With the return of Arrested Development mere days away, I keep thinking about Joe Gibbs.
I didn’t really have sports heroes in the traditional sense growing up, but Gibbs, the legendary Washington Redskins head coach, is probably the exception.
It wasn’t just that he coached my favorite team, or that they were wildly successful during my childhood. It was also that he projected an image of good character and integrity.
So, when he returned to coaching in 2004, I was ecstatic.
I actually closed my office door for about an hour the day the Redskins announced Gibbs was coming back, peppering my friends with phone calls at work as we gleefully giggled like schoolgirls as visions of Lombardi Trophies filled our heads.
Except things didn’t go so well. He went 6-10 his first year. He quickly followed that up with a very good 10-6 season that included a playoff win, and all seemed well. But 2006 wound up with a disastrous 5-11 campaign after seeming so full of promise at the outset. 2007 turned out to be one of his best coaching jobs ever, though, as his team rallied from the death of Sean Taylor (and a Gibbs blunder in the Buffalo game right after Taylor’s funeral) to post four straight victories at the end of the season and qualify for the playoffs.
Overall, Gibbs was probably an above-average coach during his second stint. He took over a team that had been to the playoffs just once since his original departure and led them to the postseason twice in his final three years, including once when the season was marred by tragedy. He also went 4-2 against the hated Cowboys over that stretch, reversing a trend of futility against the franchise’s biggest rival.
Yet, he was also a victim of his own success. His second stint can’t compare favorably to his original, lengthier, more successful run in which he won three championships (with three different quarterbacks and three different running backs) for a team that hadn’t won a title since World War II.
As to how his second tenure impacts his overall legacy, I think that depends on whom you ask. For a Gibbs apologist like me, I acknowledge that he struggled a bit in ways that he never did in the 80s or 90s, but I also highlight the fact that he performed well in the face of constraints he never had to face during the old days (salary cap, the murder of his best player, and Dan Snyder, to name three). So, I certainly don’t think he “tarnished” his legacy in any way.
Others may disagree, though, and I can’t definitively say they don’t have a point.

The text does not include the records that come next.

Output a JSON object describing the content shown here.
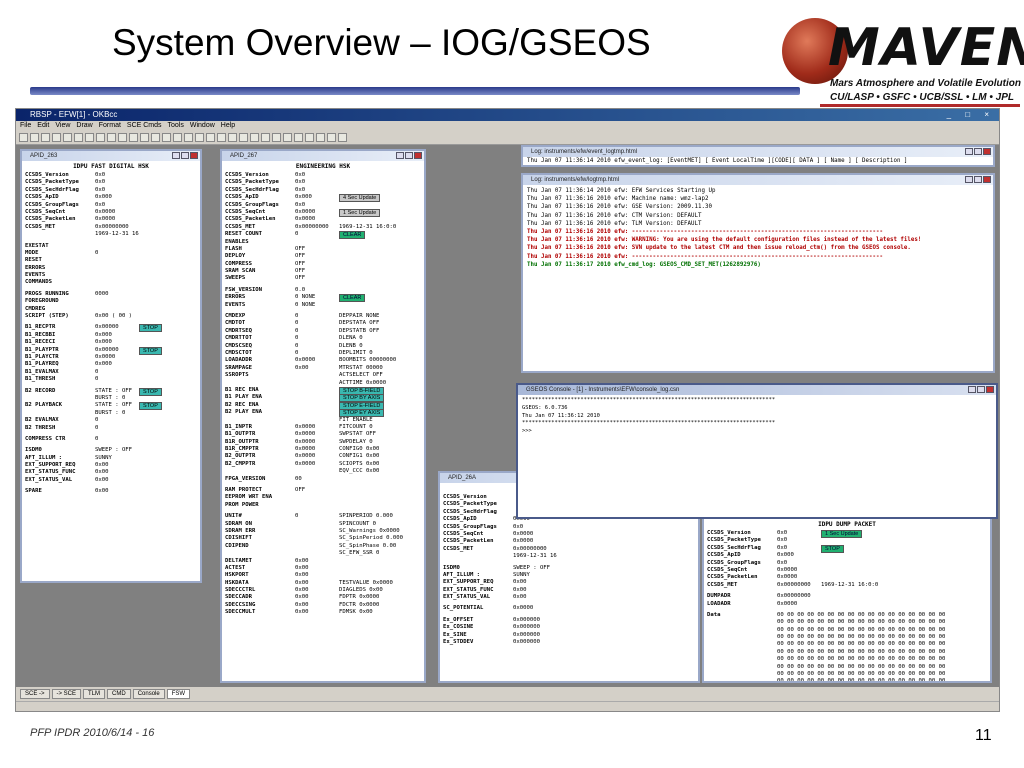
{
  "slide": {
    "title": "System Overview – IOG/GSEOS",
    "footer": "PFP IPDR 2010/6/14 - 16",
    "page_number": "11",
    "logo": {
      "word": "MAVEN",
      "subtitle": "Mars Atmosphere and Volatile Evolution Mission",
      "partners": "CU/LASP • GSFC • UCB/SSL • LM • JPL"
    }
  },
  "app": {
    "title": "RBSP - EFW[1] - OKBcc",
    "window_controls": "_ □ ×",
    "menu": [
      "File",
      "Edit",
      "View",
      "Draw",
      "Format",
      "SCE Cmds",
      "Tools",
      "Window",
      "Help"
    ],
    "toolbar_count": 30,
    "tasks": [
      "SCE ->",
      "-> SCE",
      "TLM",
      "CMD",
      "Console",
      "FSW"
    ],
    "active_task": "FSW"
  },
  "apid263": {
    "title": "APID_263",
    "header": "IDPU FAST DIGITAL HSK",
    "ccsds": [
      {
        "label": "CCSDS_Version",
        "value": "0x0"
      },
      {
        "label": "CCSDS_PacketType",
        "value": "0x0"
      },
      {
        "label": "CCSDS_SecHdrFlag",
        "value": "0x0"
      },
      {
        "label": "CCSDS_ApID",
        "value": "0x000"
      },
      {
        "label": "CCSDS_GroupFlags",
        "value": "0x0"
      },
      {
        "label": "CCSDS_SeqCnt",
        "value": "0x0000"
      },
      {
        "label": "CCSDS_PacketLen",
        "value": "0x0000"
      },
      {
        "label": "CCSDS_MET",
        "value": "0x00000000"
      }
    ],
    "met_time": "1969-12-31 16:0:0",
    "exestat_label": "EXESTAT",
    "exestat": [
      {
        "label": "MODE",
        "value": "0"
      },
      {
        "label": "RESET",
        "value": ""
      },
      {
        "label": "ERRORS",
        "value": ""
      },
      {
        "label": "EVENTS",
        "value": ""
      },
      {
        "label": "COMMANDS",
        "value": ""
      }
    ],
    "progs": [
      {
        "label": "PROGS RUNNING",
        "value": "0000"
      },
      {
        "label": "FOREGROUND",
        "value": ""
      },
      {
        "label": "CMDREG",
        "value": ""
      },
      {
        "label": "SCRIPT (STEP)",
        "value": "0x00 ( 00 )"
      }
    ],
    "b1": [
      {
        "label": "B1_RECPTR",
        "value": "0x00000",
        "btn": "STOP"
      },
      {
        "label": "B1_RECBBI",
        "value": "0x000",
        "btn": ""
      },
      {
        "label": "B1_RECECI",
        "value": "0x000",
        "btn": ""
      },
      {
        "label": "B1_PLAYPTR",
        "value": "0x00000",
        "btn": "STOP"
      },
      {
        "label": "B1_PLAYCTR",
        "value": "0x0000",
        "btn": ""
      },
      {
        "label": "B1_PLAYREQ",
        "value": "0x000",
        "btn": ""
      },
      {
        "label": "B1_EVALMAX",
        "value": "0",
        "btn": ""
      },
      {
        "label": "B1_THRESH",
        "value": "0",
        "btn": ""
      }
    ],
    "b2_record": {
      "label": "B2 RECORD",
      "state": "STATE : OFF",
      "burst": "BURST : 0",
      "btn": "STOP"
    },
    "b2_playback": {
      "label": "B2 PLAYBACK",
      "state": "STATE : OFF",
      "burst": "BURST : 0",
      "btn": "STOP"
    },
    "b2_other": [
      {
        "label": "B2 EVALMAX",
        "value": "0"
      },
      {
        "label": "B2 THRESH",
        "value": "0"
      }
    ],
    "compress_ctr": {
      "label": "COMPRESS CTR",
      "value": "0"
    },
    "isdm": [
      {
        "label": "ISDM0",
        "sub": "SWEEP :",
        "value": "OFF"
      },
      {
        "label": "",
        "sub": "AFT_ILLUM :",
        "value": "SUNNY"
      },
      {
        "label": "EXT_SUPPORT_REQ",
        "sub": "",
        "value": "0x00"
      },
      {
        "label": "EXT_STATUS_FUNC",
        "sub": "",
        "value": "0x00"
      },
      {
        "label": "EXT_STATUS_VAL",
        "sub": "",
        "value": "0x00"
      }
    ],
    "spare": {
      "label": "SPARE",
      "value": "0x00"
    }
  },
  "apid267": {
    "title": "APID_267",
    "header": "ENGINEERING HSK",
    "ccsds": [
      {
        "label": "CCSDS_Version",
        "value": "0x0",
        "btn": ""
      },
      {
        "label": "CCSDS_PacketType",
        "value": "0x0",
        "btn": ""
      },
      {
        "label": "CCSDS_SecHdrFlag",
        "value": "0x0",
        "btn": ""
      },
      {
        "label": "CCSDS_ApID",
        "value": "0x000",
        "btn": "4 Sec Update"
      },
      {
        "label": "CCSDS_GroupFlags",
        "value": "0x0",
        "btn": ""
      },
      {
        "label": "CCSDS_SeqCnt",
        "value": "0x0000",
        "btn": "1 Sec Update"
      },
      {
        "label": "CCSDS_PacketLen",
        "value": "0x0000",
        "btn": ""
      },
      {
        "label": "CCSDS_MET",
        "value": "0x00000000",
        "btn": "1969-12-31 16:0:0"
      }
    ],
    "reset_count": {
      "label": "RESET COUNT",
      "value": "0",
      "btn": "CLEAR"
    },
    "enables_label": "ENABLES",
    "enables": [
      {
        "label": "FLASH",
        "value": "OFF"
      },
      {
        "label": "DEPLOY",
        "value": "OFF"
      },
      {
        "label": "COMPRESS",
        "value": "OFF"
      },
      {
        "label": "SRAM SCAN",
        "value": "OFF"
      },
      {
        "label": "SWEEPS",
        "value": "OFF"
      }
    ],
    "fsw_version": {
      "label": "FSW_VERSION",
      "value": "0.0"
    },
    "errors": {
      "label": "ERRORS",
      "value": "0 NONE",
      "extra": "0x0000",
      "btn": "CLEAR"
    },
    "events": {
      "label": "EVENTS",
      "value": "0 NONE"
    },
    "left_list": [
      {
        "label": "CMDEXP",
        "value": "0"
      },
      {
        "label": "CMDTOT",
        "value": "0"
      },
      {
        "label": "CMDRTSEQ",
        "value": "0"
      },
      {
        "label": "CMDRTTOT",
        "value": "0"
      },
      {
        "label": "CMDSCSEQ",
        "value": "0"
      },
      {
        "label": "CMDSCTOT",
        "value": "0"
      },
      {
        "label": "LOADADDR",
        "value": "0x0000"
      },
      {
        "label": "SRAMPAGE",
        "value": "0x00"
      },
      {
        "label": "SSROPTS",
        "value": ""
      }
    ],
    "right_list": [
      {
        "label": "DEPPAIR",
        "value": "NONE"
      },
      {
        "label": "DEPSTATA",
        "value": "OFF"
      },
      {
        "label": "DEPSTATB",
        "value": "OFF"
      },
      {
        "label": "DLENA",
        "value": "0"
      },
      {
        "label": "DLENB",
        "value": "0"
      },
      {
        "label": "DEPLIMIT",
        "value": "0"
      },
      {
        "label": "BOOMBITS",
        "value": "00000000"
      },
      {
        "label": "MTRSTAT",
        "value": "00000"
      },
      {
        "label": "ACTSELECT",
        "value": "OFF"
      },
      {
        "label": "ACTTIME",
        "value": "0x0000"
      }
    ],
    "ssropts": [
      {
        "label": "B1 REC ENA",
        "value": "STOP"
      },
      {
        "label": "B1 PLAY ENA",
        "value": "STOP"
      },
      {
        "label": "B2 REC ENA",
        "value": "STOP"
      },
      {
        "label": "B2 PLAY ENA",
        "value": "STOP"
      }
    ],
    "fit": {
      "label": "FIT ENABLE",
      "items": [
        "B-FIELD",
        "BY AXIS",
        "E-FIELD",
        "EY AXIS"
      ]
    },
    "ptrs": [
      {
        "label": "B1_INPTR",
        "value": "0x0000"
      },
      {
        "label": "B1_OUTPTR",
        "value": "0x0000"
      },
      {
        "label": "B1R_OUTPTR",
        "value": "0x0000"
      },
      {
        "label": "B1R_CMPPTR",
        "value": "0x0000"
      },
      {
        "label": "B2_OUTPTR",
        "value": "0x0000"
      },
      {
        "label": "B2_CMPPTR",
        "value": "0x0000"
      }
    ],
    "fit_right": [
      {
        "label": "FITCOUNT",
        "value": "0"
      },
      {
        "label": "SWPSTAT",
        "value": "OFF"
      },
      {
        "label": "SWPDELAY",
        "value": "0"
      },
      {
        "label": "CONFIG0",
        "value": "0x00"
      },
      {
        "label": "CONFIG1",
        "value": "0x00"
      },
      {
        "label": "SCIOPTS",
        "value": "0x00"
      },
      {
        "label": "EQV_CCC",
        "value": "0x00"
      }
    ],
    "fpga_version": {
      "label": "FPGA_VERSION",
      "value": "00"
    },
    "ram_protect": [
      {
        "label": "RAM PROTECT",
        "value": "OFF"
      },
      {
        "label": "EEPROM WRT ENA",
        "value": ""
      },
      {
        "label": "PROM POWER",
        "value": ""
      }
    ],
    "unit": [
      {
        "label": "UNIT#",
        "value": "0"
      },
      {
        "label": "SDRAM ON",
        "value": ""
      },
      {
        "label": "SDRAM ERR",
        "value": ""
      },
      {
        "label": "CDISHIFT",
        "value": ""
      },
      {
        "label": "CDIPEND",
        "value": ""
      }
    ],
    "spin": [
      {
        "label": "SPINPERIOD",
        "value": "0.000"
      },
      {
        "label": "SPINCOUNT",
        "value": "0"
      },
      {
        "label": "SC_Warnings",
        "value": "0x0000"
      },
      {
        "label": "SC_SpinPeriod",
        "value": "0.000"
      },
      {
        "label": "SC_SpinPhase",
        "value": "0.00"
      },
      {
        "label": "SC_EFW_SSR",
        "value": "0"
      }
    ],
    "misc_left": [
      {
        "label": "DELTAMET",
        "value": "0x00"
      },
      {
        "label": "ACTEST",
        "value": "0x00"
      },
      {
        "label": "HSKPORT",
        "value": "0x00"
      },
      {
        "label": "HSKDATA",
        "value": "0x00"
      },
      {
        "label": "SDECCCTRL",
        "value": "0x00"
      },
      {
        "label": "SDECCADR",
        "value": "0x00"
      },
      {
        "label": "SDECCSING",
        "value": "0x00"
      },
      {
        "label": "SDECCMULT",
        "value": "0x00"
      }
    ],
    "misc_right": [
      {
        "label": "",
        "value": ""
      },
      {
        "label": "",
        "value": ""
      },
      {
        "label": "",
        "value": ""
      },
      {
        "label": "TESTVALUE",
        "value": "0x0000"
      },
      {
        "label": "DIAGLEDS",
        "value": "0x00"
      },
      {
        "label": "FDPTR",
        "value": "0x0000"
      },
      {
        "label": "FDCTR",
        "value": "0x0000"
      },
      {
        "label": "FDMSK",
        "value": "0x00"
      }
    ]
  },
  "log_event": {
    "title": "Log: instruments/efw/event_logtmp.html",
    "header": "Thu Jan 07 11:36:14 2010 efw_event_log: [EventMET] [ Event LocalTime ][CODE][ DATA ] [ Name  ] [ Description ]"
  },
  "log_main": {
    "title": "Log: instruments/efw/logtmp.html",
    "lines": [
      {
        "text": "Thu Jan 07 11:36:14 2010 efw: EFW Services Starting Up",
        "style": "normal"
      },
      {
        "text": "Thu Jan 07 11:36:16 2010 efw: Machine name: wmz-lap2",
        "style": "normal"
      },
      {
        "text": "Thu Jan 07 11:36:16 2010 efw: GSE Version:  2009.11.30",
        "style": "normal"
      },
      {
        "text": "Thu Jan 07 11:36:16 2010 efw: CTM Version:  DEFAULT",
        "style": "normal"
      },
      {
        "text": "Thu Jan 07 11:36:16 2010 efw: TLM Version:  DEFAULT",
        "style": "normal"
      },
      {
        "text": "Thu Jan 07 11:36:16 2010 efw: ------------------------------------------------------------------------",
        "style": "red"
      },
      {
        "text": "Thu Jan 07 11:36:16 2010 efw: WARNING: You are using the default configuration files instead of the latest files!",
        "style": "red"
      },
      {
        "text": "Thu Jan 07 11:36:16 2010 efw: SVN update to the latest CTM and then issue reload_ctm() from the GSEOS console.",
        "style": "red"
      },
      {
        "text": "Thu Jan 07 11:36:16 2010 efw: ------------------------------------------------------------------------",
        "style": "red"
      },
      {
        "text": "Thu Jan 07 11:36:17 2010 efw_cmd_log: GSEOS_CMD_SET_MET(1262892976)",
        "style": "green"
      }
    ]
  },
  "console": {
    "title": "GSEOS Console - [1] - Instruments\\EFW\\console_log.csn",
    "lines": [
      "******************************************************************************",
      "GSEOS: 6.0.736",
      "Thu Jan 07 11:36:12 2010",
      "******************************************************************************",
      ">>>"
    ]
  },
  "apid26a": {
    "title": "APID_26A",
    "header": "SPACE",
    "ccsds": [
      {
        "label": "CCSDS_Version",
        "value": ""
      },
      {
        "label": "CCSDS_PacketType",
        "value": ""
      },
      {
        "label": "CCSDS_SecHdrFlag",
        "value": ""
      },
      {
        "label": "CCSDS_ApID",
        "value": "0x000"
      },
      {
        "label": "CCSDS_GroupFlags",
        "value": "0x0"
      },
      {
        "label": "CCSDS_SeqCnt",
        "value": "0x0000"
      },
      {
        "label": "CCSDS_PacketLen",
        "value": "0x0000"
      },
      {
        "label": "CCSDS_MET",
        "value": "0x00000000"
      }
    ],
    "met_time": "1969-12-31 16:0:0",
    "isdm": [
      {
        "label": "ISDM0",
        "sub": "SWEEP :",
        "value": "OFF"
      },
      {
        "label": "",
        "sub": "AFT_ILLUM :",
        "value": "SUNNY"
      },
      {
        "label": "EXT_SUPPORT_REQ",
        "sub": "",
        "value": "0x00"
      },
      {
        "label": "EXT_STATUS_FUNC",
        "sub": "",
        "value": "0x00"
      },
      {
        "label": "EXT_STATUS_VAL",
        "sub": "",
        "value": "0x00"
      }
    ],
    "potential": {
      "label": "SC_POTENTIAL",
      "value": "0x0000"
    },
    "ex": [
      {
        "label": "Ex_OFFSET",
        "value": "0x000000"
      },
      {
        "label": "Ex_COSINE",
        "value": "0x000000"
      },
      {
        "label": "Ex_SINE",
        "value": "0x000000"
      },
      {
        "label": "Ex_STDDEV",
        "value": "0x000000"
      }
    ]
  },
  "dump": {
    "title": "",
    "header": "IDPU DUMP PACKET",
    "ccsds": [
      {
        "label": "CCSDS_Version",
        "value": "0x0",
        "btn": "1 Sec Update"
      },
      {
        "label": "CCSDS_PacketType",
        "value": "0x0",
        "btn": ""
      },
      {
        "label": "CCSDS_SecHdrFlag",
        "value": "0x0",
        "btn": "STOP"
      },
      {
        "label": "CCSDS_ApID",
        "value": "0x000",
        "btn": ""
      },
      {
        "label": "CCSDS_GroupFlags",
        "value": "0x0",
        "btn": ""
      },
      {
        "label": "CCSDS_SeqCnt",
        "value": "0x0000",
        "btn": ""
      },
      {
        "label": "CCSDS_PacketLen",
        "value": "0x0000",
        "btn": ""
      },
      {
        "label": "CCSDS_MET",
        "value": "0x00000000",
        "btn": "1969-12-31 16:0:0"
      }
    ],
    "dumpadr": {
      "label": "DUMPADR",
      "value": "0x00000000"
    },
    "loadadr": {
      "label": "LOADADR",
      "value": "0x0000"
    },
    "data_label": "Data",
    "data_row": "00 00 00 00 00 00 00 00 00 00 00 00 00 00 00 00 00",
    "data_rows": 10
  }
}
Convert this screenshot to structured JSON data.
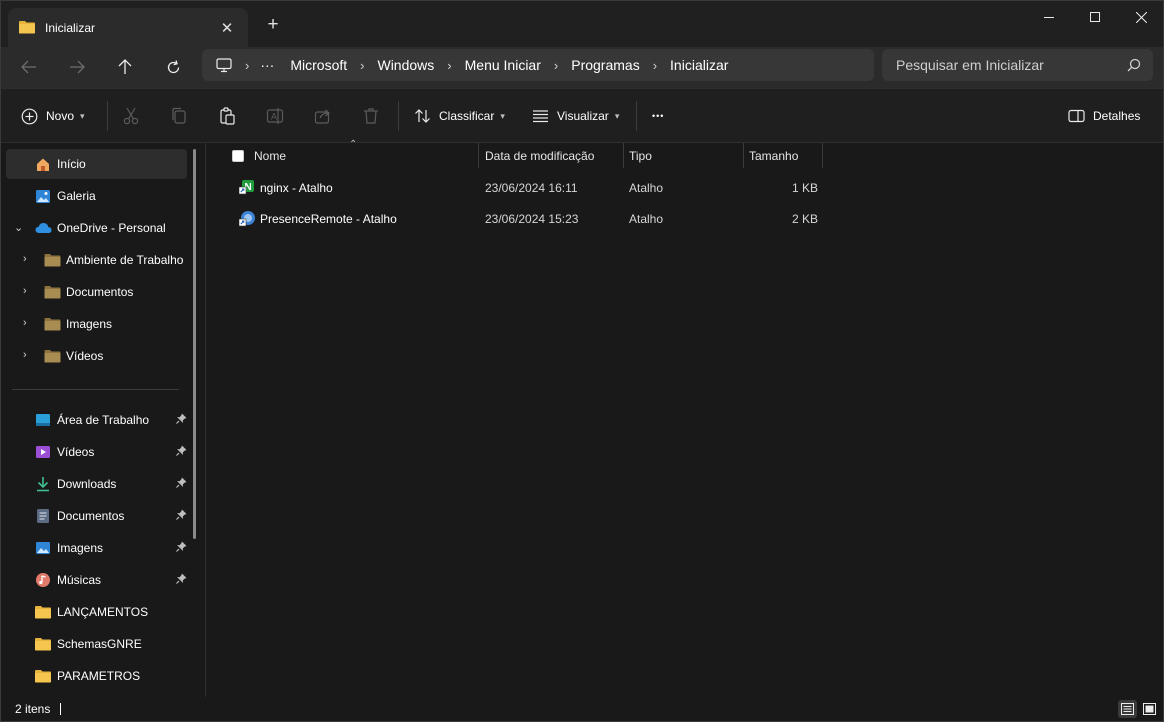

All of that is in the back of my head as I await the return of Arrested Development. The under-viewed Fox sitcom aired its last episode in February of 2006. Or so we thought. In an unprecedented turn of events, Netflix made a deal to distribute a new season of Arrested Development a whopping seven years after the show went off the air.
While I’m cautiously optimistic, there is some small part of me that would have been fine with this not happening at all.
Don’t get me wrong—on Sunday, May 26, I’ll be burning through all 15 episodes just like every other AD superfan. Yet, I think about Joe Gibbs, and about the unassailable legendary career he had. While the second act was fine, it wasn’t as good as the first, and, in hindsight, seemed arguably unnecessary.
Arrested Development had a 53-episode run that was brilliant and nearly-perfect. It is my favorite sitcom of this century. Only longevity prevents it from being definitively my favorite sitcom of all time. Are we tempting fate by bringing it back?
In other words, there’s almost nowhere to go but down. Even a funny set of shows may feel like Gibbs 2.0: Good by objective standards, but not up to its own standards.
Therein lies the trap.
Arrested Development has had the better part of a decade to be analyzed, deconstructed, and obsessed over by devotees. With only 53 episodes, even I admit that I’ve seen the entire series run in its entirety at least four times. Expectations will be high.
So, AD could wind up a victim of its own previous, critically-acclaimed success. We also tend to forget the stuff that doesn’t work as well and remember the best bits. Even an “A-minus” might seem off-putting at this point. With comedy fans only too quick to play the “this great show isn’t as good as it used to be” card, will they be able to resist that temptation here?
I also worry a little about the adjustments that will have to be made for George Michael and Maeby, who were both still teenagers when the show went off the air the first time. I really like Michael Cera, but an awkward teen character that was endearing and hilarious in 2004 may seem weird and sad when performed by a guy in his mid-20s. Jumping ahead seven years is uncharted territory. Adjustments will need to be made.
In the end, I think all my hand-wringing will seem silly after just the few minutes of the first episode. For whatever reservations I may have about warming over a show that got canceled seven years ago, those potential negatives are far outweighed by the sheer creative skill of Mitchell Hurwitz and company, and the pitch-perfect performances of this cast—not to mention the fact that they now have total freedom in a way they never did when at Fox.
In other words, this was the fastest car on the track in 2006. It may be seven years later, but, now, the restrictor plate is off. Let’s see how fast she can go.
The return of a legend always has a potential downside in the legacy department. But the risk is normally worth it, given the possible rewards.
After Memorial Day weekend has come and gone, I think more people than not will not only be raving about Season Four of Arrested Development, but will also be clamoring for a fifth season. Or a movie. Or both.
I’m looking forward to being one of those people.